Evaluation of Integrated Cardiac Imaging in Ischemic Heart Disease (EVINCI)
Main purpose of the study:
To comparatively assess the diagnostic performance of non invasive anatomical and functional imaging modalities to detect significant obstructive coronary artery disease as demonstrated at invasive coronary angiography and functional evaluation of coronary lesions (fractional flow reserve).
|Study Design:||Intervention Model: Single Group Assignment
Masking: Open Label
Primary Purpose: Diagnostic
|Official Title:||Evaluation of Integrated Cardiac Imaging for the Detection and Characterization of Ischemic Heart Disease|
- Diagnosis of IHD at Invasive Coronary Angiography and FFR Measurement [ Time Frame: 3 months from enrollment ]The outcome measure is the number of participants who received the diagnosis of IHD at invasive coronary angiography coupled with FFR measurements (in case of intermediate coronary lesions).
- Cost-benefit and Cost-effectiveness Analysis [ Time Frame: 3 months ]Different non invasive imaging modalities are compared in terms of a cost-effectiveness analysis where costs include direct and indirect costs incurred as a consequence of the use of each modality or combination of modalities and effectiveness is the diagnostic accuracy with invasive diagnosis of IHD as end-point.
|Study Start Date:||February 2009|
|Study Completion Date:||June 2012|
|Primary Completion Date:||July 2010 (Final data collection date for primary outcome measure)|
Non invasive cardiac imaging

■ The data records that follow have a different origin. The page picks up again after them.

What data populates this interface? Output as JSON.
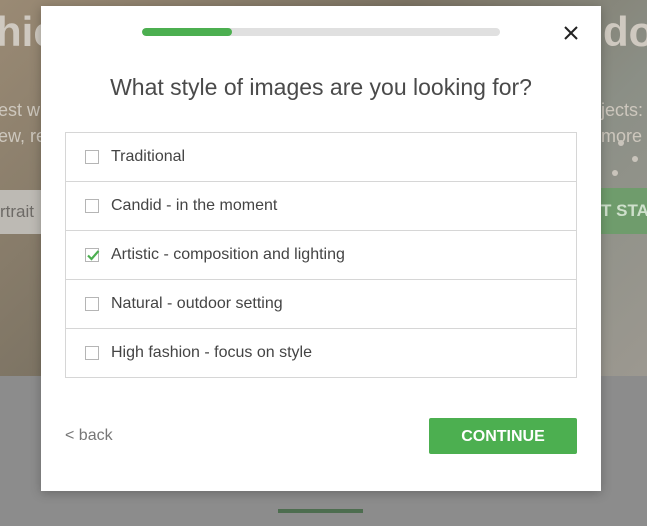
{
  "background": {
    "heading_left": "hie",
    "heading_right": "do",
    "sub_left_1": "est w",
    "sub_left_2": "ew, re",
    "sub_right_1": "jects:",
    "sub_right_2": "more",
    "search_value": "rtrait",
    "start_button": "T STA"
  },
  "modal": {
    "progress_fraction": 0.25,
    "title": "What style of images are you looking for?",
    "options": [
      {
        "label": "Traditional",
        "checked": false
      },
      {
        "label": "Candid - in the moment",
        "checked": false
      },
      {
        "label": "Artistic - composition and lighting",
        "checked": true
      },
      {
        "label": "Natural - outdoor setting",
        "checked": false
      },
      {
        "label": "High fashion - focus on style",
        "checked": false
      }
    ],
    "back_label": "< back",
    "continue_label": "CONTINUE"
  },
  "colors": {
    "accent": "#4caf50",
    "progress_track": "#e0e0e0"
  }
}
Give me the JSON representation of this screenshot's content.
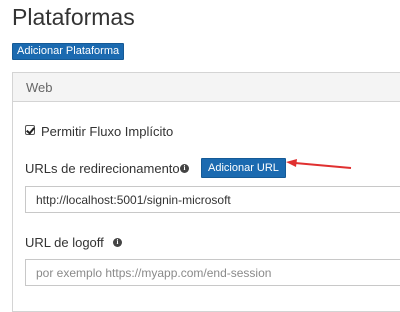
{
  "page": {
    "title": "Plataformas"
  },
  "toolbar": {
    "add_platform_label": "Adicionar Plataforma"
  },
  "panel": {
    "header": "Web",
    "implicit_flow": {
      "label": "Permitir Fluxo Implícito",
      "checked": true
    },
    "redirect_urls": {
      "label": "URLs de redirecionamento",
      "info_icon": "info-icon",
      "add_button_label": "Adicionar URL",
      "value": "http://localhost:5001/signin-microsoft"
    },
    "logout_url": {
      "label": "URL de logoff",
      "info_icon": "info-icon",
      "placeholder": "por exemplo https://myapp.com/end-session",
      "value": ""
    }
  },
  "annotation": {
    "arrow_color": "#e03030"
  },
  "colors": {
    "accent": "#1b6ab0"
  }
}
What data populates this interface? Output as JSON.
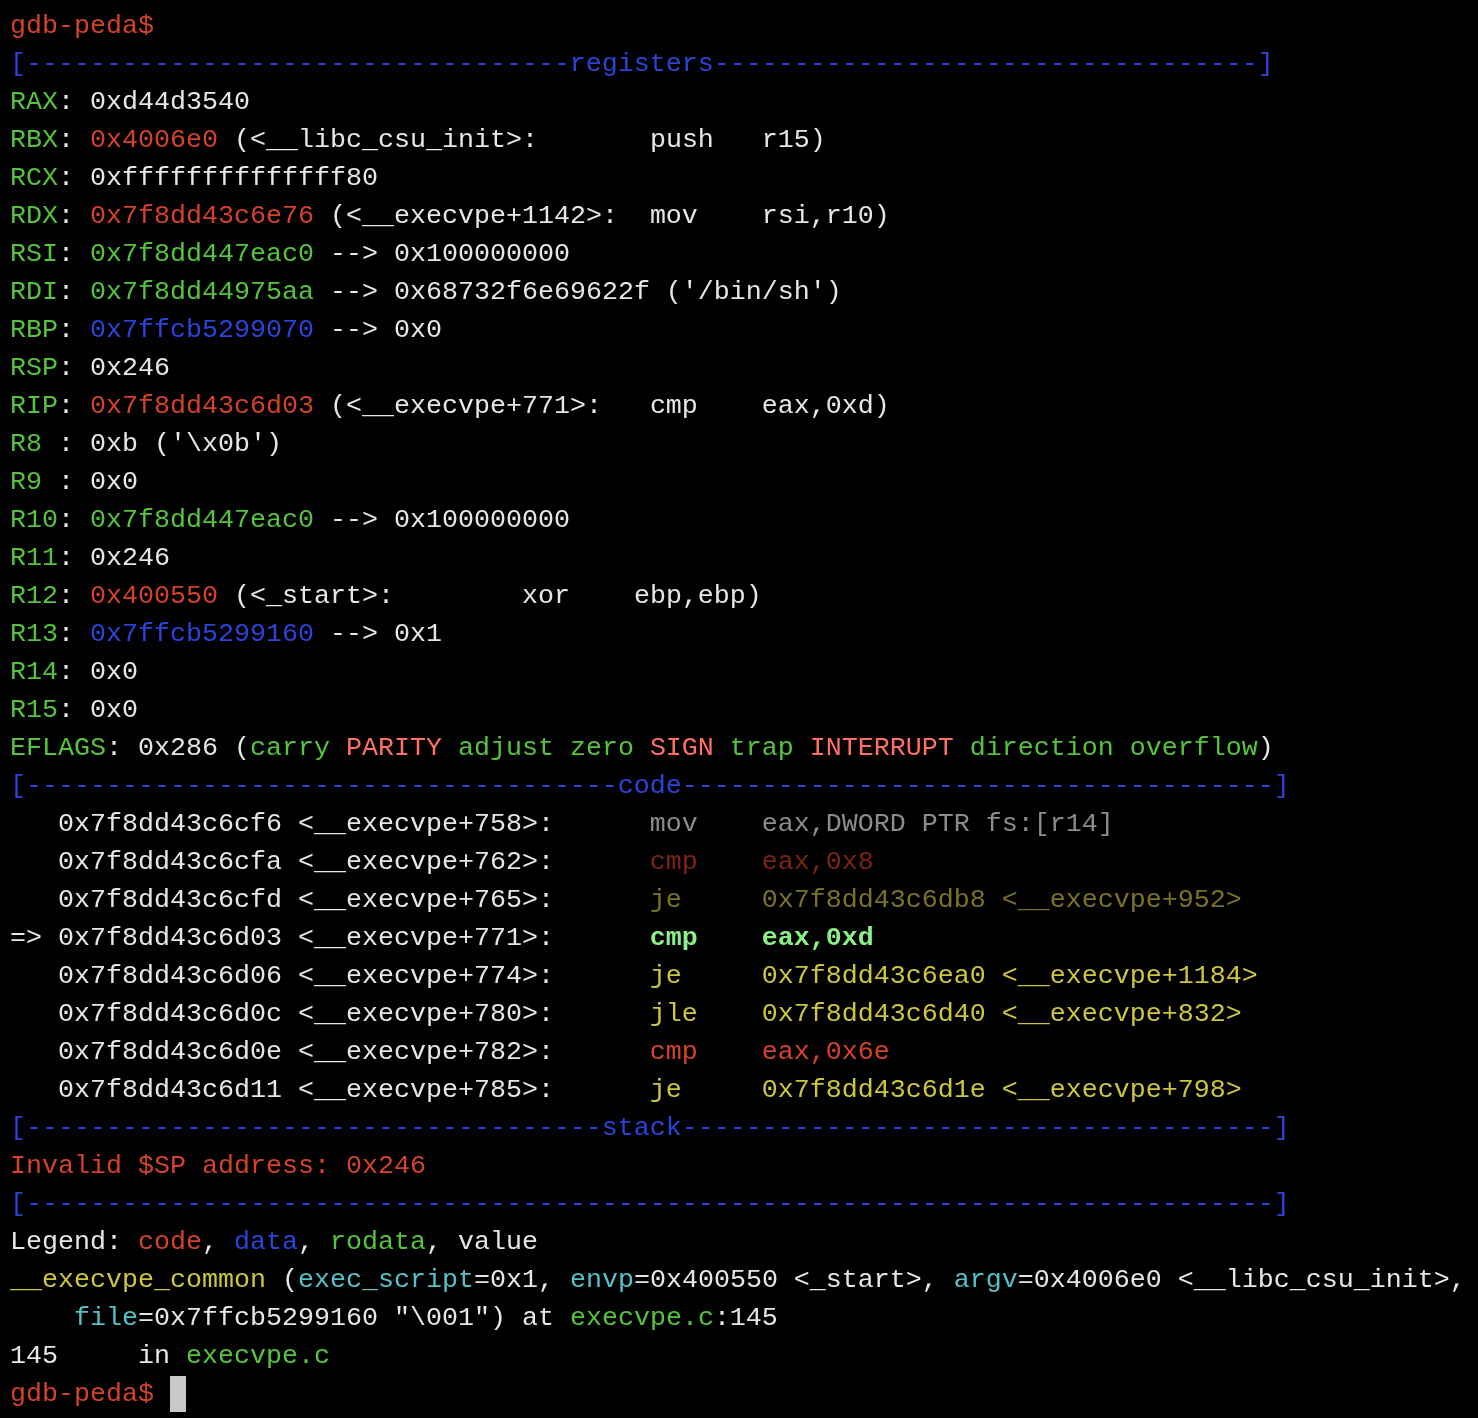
{
  "terminal": {
    "lines": [
      {
        "kind": "prompt",
        "cursor": false,
        "segments": [
          {
            "text": "gdb-peda$",
            "kind": "prompt"
          }
        ]
      },
      {
        "kind": "separator",
        "segments": [
          {
            "text": "[----------------------------------registers----------------------------------]",
            "kind": "separator"
          }
        ]
      },
      {
        "kind": "register",
        "segments": [
          {
            "text": "RAX",
            "kind": "register"
          },
          {
            "text": ": 0xd44d3540",
            "kind": "plain"
          }
        ]
      },
      {
        "kind": "register",
        "segments": [
          {
            "text": "RBX",
            "kind": "register"
          },
          {
            "text": ": ",
            "kind": "plain"
          },
          {
            "text": "0x4006e0",
            "kind": "code"
          },
          {
            "text": " (<__libc_csu_init>:       push   r15)",
            "kind": "plain"
          }
        ]
      },
      {
        "kind": "register",
        "segments": [
          {
            "text": "RCX",
            "kind": "register"
          },
          {
            "text": ": 0xffffffffffffff80",
            "kind": "plain"
          }
        ]
      },
      {
        "kind": "register",
        "segments": [
          {
            "text": "RDX",
            "kind": "register"
          },
          {
            "text": ": ",
            "kind": "plain"
          },
          {
            "text": "0x7f8dd43c6e76",
            "kind": "code"
          },
          {
            "text": " (<__execvpe+1142>:  mov    rsi,r10)",
            "kind": "plain"
          }
        ]
      },
      {
        "kind": "register",
        "segments": [
          {
            "text": "RSI",
            "kind": "register"
          },
          {
            "text": ": ",
            "kind": "plain"
          },
          {
            "text": "0x7f8dd447eac0",
            "kind": "rodata"
          },
          {
            "text": " --> 0x100000000",
            "kind": "plain"
          }
        ]
      },
      {
        "kind": "register",
        "segments": [
          {
            "text": "RDI",
            "kind": "register"
          },
          {
            "text": ": ",
            "kind": "plain"
          },
          {
            "text": "0x7f8dd44975aa",
            "kind": "rodata"
          },
          {
            "text": " --> 0x68732f6e69622f ('/bin/sh')",
            "kind": "plain"
          }
        ]
      },
      {
        "kind": "register",
        "segments": [
          {
            "text": "RBP",
            "kind": "register"
          },
          {
            "text": ": ",
            "kind": "plain"
          },
          {
            "text": "0x7ffcb5299070",
            "kind": "data"
          },
          {
            "text": " --> 0x0",
            "kind": "plain"
          }
        ]
      },
      {
        "kind": "register",
        "segments": [
          {
            "text": "RSP",
            "kind": "register"
          },
          {
            "text": ": 0x246",
            "kind": "plain"
          }
        ]
      },
      {
        "kind": "register",
        "segments": [
          {
            "text": "RIP",
            "kind": "register"
          },
          {
            "text": ": ",
            "kind": "plain"
          },
          {
            "text": "0x7f8dd43c6d03",
            "kind": "code"
          },
          {
            "text": " (<__execvpe+771>:   cmp    eax,0xd)",
            "kind": "plain"
          }
        ]
      },
      {
        "kind": "register",
        "segments": [
          {
            "text": "R8",
            "kind": "register"
          },
          {
            "text": " : 0xb ('\\x0b')",
            "kind": "plain"
          }
        ]
      },
      {
        "kind": "register",
        "segments": [
          {
            "text": "R9",
            "kind": "register"
          },
          {
            "text": " : 0x0",
            "kind": "plain"
          }
        ]
      },
      {
        "kind": "register",
        "segments": [
          {
            "text": "R10",
            "kind": "register"
          },
          {
            "text": ": ",
            "kind": "plain"
          },
          {
            "text": "0x7f8dd447eac0",
            "kind": "rodata"
          },
          {
            "text": " --> 0x100000000",
            "kind": "plain"
          }
        ]
      },
      {
        "kind": "register",
        "segments": [
          {
            "text": "R11",
            "kind": "register"
          },
          {
            "text": ": 0x246",
            "kind": "plain"
          }
        ]
      },
      {
        "kind": "register",
        "segments": [
          {
            "text": "R12",
            "kind": "register"
          },
          {
            "text": ": ",
            "kind": "plain"
          },
          {
            "text": "0x400550",
            "kind": "code"
          },
          {
            "text": " (<_start>:        xor    ebp,ebp)",
            "kind": "plain"
          }
        ]
      },
      {
        "kind": "register",
        "segments": [
          {
            "text": "R13",
            "kind": "register"
          },
          {
            "text": ": ",
            "kind": "plain"
          },
          {
            "text": "0x7ffcb5299160",
            "kind": "data"
          },
          {
            "text": " --> 0x1",
            "kind": "plain"
          }
        ]
      },
      {
        "kind": "register",
        "segments": [
          {
            "text": "R14",
            "kind": "register"
          },
          {
            "text": ": 0x0",
            "kind": "plain"
          }
        ]
      },
      {
        "kind": "register",
        "segments": [
          {
            "text": "R15",
            "kind": "register"
          },
          {
            "text": ": 0x0",
            "kind": "plain"
          }
        ]
      },
      {
        "kind": "register",
        "segments": [
          {
            "text": "EFLAGS",
            "kind": "register"
          },
          {
            "text": ": 0x286 (",
            "kind": "plain"
          },
          {
            "text": "carry ",
            "kind": "flag_clear"
          },
          {
            "text": "PARITY",
            "kind": "flag_set"
          },
          {
            "text": " adjust zero ",
            "kind": "flag_clear"
          },
          {
            "text": "SIGN",
            "kind": "flag_set"
          },
          {
            "text": " trap ",
            "kind": "flag_clear"
          },
          {
            "text": "INTERRUPT",
            "kind": "flag_set"
          },
          {
            "text": " direction overflow",
            "kind": "flag_clear"
          },
          {
            "text": ")",
            "kind": "plain"
          }
        ]
      },
      {
        "kind": "separator",
        "segments": [
          {
            "text": "[-------------------------------------code-------------------------------------]",
            "kind": "separator"
          }
        ]
      },
      {
        "kind": "code",
        "segments": [
          {
            "text": "   0x7f8dd43c6cf6 <__execvpe+758>:      ",
            "kind": "plain"
          },
          {
            "text": "mov    eax,DWORD PTR fs:[r14]",
            "kind": "dim_plain"
          }
        ]
      },
      {
        "kind": "code",
        "segments": [
          {
            "text": "   0x7f8dd43c6cfa <__execvpe+762>:      ",
            "kind": "plain"
          },
          {
            "text": "cmp    eax,0x8",
            "kind": "dim_code"
          }
        ]
      },
      {
        "kind": "code",
        "segments": [
          {
            "text": "   0x7f8dd43c6cfd <__execvpe+765>:      ",
            "kind": "plain"
          },
          {
            "text": "je     0x7f8dd43c6db8 <__execvpe+952>",
            "kind": "dim_jump"
          }
        ]
      },
      {
        "kind": "code",
        "segments": [
          {
            "text": "=> 0x7f8dd43c6d03 <__execvpe+771>:      ",
            "kind": "plain"
          },
          {
            "text": "cmp    eax,0xd",
            "kind": "current"
          }
        ]
      },
      {
        "kind": "code",
        "segments": [
          {
            "text": "   0x7f8dd43c6d06 <__execvpe+774>:      ",
            "kind": "plain"
          },
          {
            "text": "je     0x7f8dd43c6ea0 <__execvpe+1184>",
            "kind": "jump"
          }
        ]
      },
      {
        "kind": "code",
        "segments": [
          {
            "text": "   0x7f8dd43c6d0c <__execvpe+780>:      ",
            "kind": "plain"
          },
          {
            "text": "jle    0x7f8dd43c6d40 <__execvpe+832>",
            "kind": "jump"
          }
        ]
      },
      {
        "kind": "code",
        "segments": [
          {
            "text": "   0x7f8dd43c6d0e <__execvpe+782>:      ",
            "kind": "plain"
          },
          {
            "text": "cmp    eax,0x6e",
            "kind": "code"
          }
        ]
      },
      {
        "kind": "code",
        "segments": [
          {
            "text": "   0x7f8dd43c6d11 <__execvpe+785>:      ",
            "kind": "plain"
          },
          {
            "text": "je     0x7f8dd43c6d1e <__execvpe+798>",
            "kind": "jump"
          }
        ]
      },
      {
        "kind": "separator",
        "segments": [
          {
            "text": "[------------------------------------stack-------------------------------------]",
            "kind": "separator"
          }
        ]
      },
      {
        "kind": "error",
        "segments": [
          {
            "text": "Invalid $SP address: 0x246",
            "kind": "error"
          }
        ]
      },
      {
        "kind": "separator",
        "segments": [
          {
            "text": "[------------------------------------------------------------------------------]",
            "kind": "separator"
          }
        ]
      },
      {
        "kind": "text",
        "segments": [
          {
            "text": "Legend: ",
            "kind": "plain"
          },
          {
            "text": "code",
            "kind": "code"
          },
          {
            "text": ", ",
            "kind": "plain"
          },
          {
            "text": "data",
            "kind": "data"
          },
          {
            "text": ", ",
            "kind": "plain"
          },
          {
            "text": "rodata",
            "kind": "rodata"
          },
          {
            "text": ", value",
            "kind": "plain"
          }
        ]
      },
      {
        "kind": "text",
        "segments": [
          {
            "text": "__execvpe_common",
            "kind": "function"
          },
          {
            "text": " (",
            "kind": "plain"
          },
          {
            "text": "exec_script",
            "kind": "argument"
          },
          {
            "text": "=0x1, ",
            "kind": "plain"
          },
          {
            "text": "envp",
            "kind": "argument"
          },
          {
            "text": "=0x400550 <_start>, ",
            "kind": "plain"
          },
          {
            "text": "argv",
            "kind": "argument"
          },
          {
            "text": "=0x4006e0 <__libc_csu_init>,",
            "kind": "plain"
          }
        ]
      },
      {
        "kind": "continuation",
        "segments": [
          {
            "text": "file",
            "kind": "argument"
          },
          {
            "text": "=0x7ffcb5299160 \"\\001\") at ",
            "kind": "plain"
          },
          {
            "text": "execvpe.c",
            "kind": "rodata"
          },
          {
            "text": ":145",
            "kind": "plain"
          }
        ]
      },
      {
        "kind": "text",
        "segments": [
          {
            "text": "145     in ",
            "kind": "plain"
          },
          {
            "text": "execvpe.c",
            "kind": "rodata"
          }
        ]
      },
      {
        "kind": "prompt",
        "cursor": true,
        "segments": [
          {
            "text": "gdb-peda$",
            "kind": "prompt"
          }
        ]
      }
    ]
  }
}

Intervention: Non invasive cardiac imaging. 'Anatomical' information provided by CTCA is obtained in every patient together with the 'functional' information provided by stress radionuclide cardiac imaging (SPECT or PET), to assess myocardial perfusion, and/or by stress MRI or ECHO imaging to assess myocardial contraction.
Other: Non invasive cardiac imaging
Non invasive cardiac imaging consists of CTCA combined with one Stress Imaging Test
Objectives of the study
- To test the accuracy of anatomical and functional non-invasive cardiac imaging in the diagnosis of IHD. To this purpose the "anatomical" information provided by CTA is obtained in every patient together with the "functional" information provided by stress radionuclide cardiac imaging (SPECT or PET), to assess myocardial perfusion, and/or by stress MRI or ECHO imaging to assess myocardial contraction. Non-invasive results are tested against invasive reference standards. The latter consists of invasive coronary angiography integrated by invasive measurement of fractional flow reserve (to assess the hemodynamic relevance of intermediate coronary stenoses).
- To test the accuracy of integrated models, including clinical variables, risk factors and circulating biomarkers, to predict significant obstructive coronary artery disease in patients with chronic angina-like symptoms. To correlate biohumoral profiles with the coronary anatomical-functional phenotype as obtained by non invasive imaging in the same patients. To reach these goals the clinical characterization of patients (collected before non-invasive imaging) and the laboratory characterization (that includes novel biomarkers of cardiovascular risk) are compared with patient characterization derived from non invasive "anatomic-functional" imaging and with invasive diagnosis of significantly obstructive coronary disease.
- To develop an advanced clinical and imaging reporting tool in cardiology. An informatics platform is developed to synthetically and clearly present the integrated clinical and imaging diagnostic profile of individual patients. A multimodal imaging reporting tool is developed including tools for "image fusion" of different imaging modalities (CT, SPECT, PET, MRI).
- To define the most cost-effective work-up for the diagnosis and characterization of IHD. To this purpose the costs and the procedural risks (including radiation exposure) of non-invasive and invasive diagnostic procedures are prospectively collected. Cost-benefit and cost-effectiveness analyses is conducted alongside the EVINCI-study clinical trial.
Please refer to this study by its ClinicalTrials.gov identifier: NCT00979199
|Viareggio, Lucca, Italy, 55100|
|QUEEN MARY Hospital London|
|London, United Kingdom|
|London, United Kingdom|
|Principal Investigator:||Danilo Neglia, MD, PhD||Fondazione Toscana G. Monasterio, Pisa, Italy|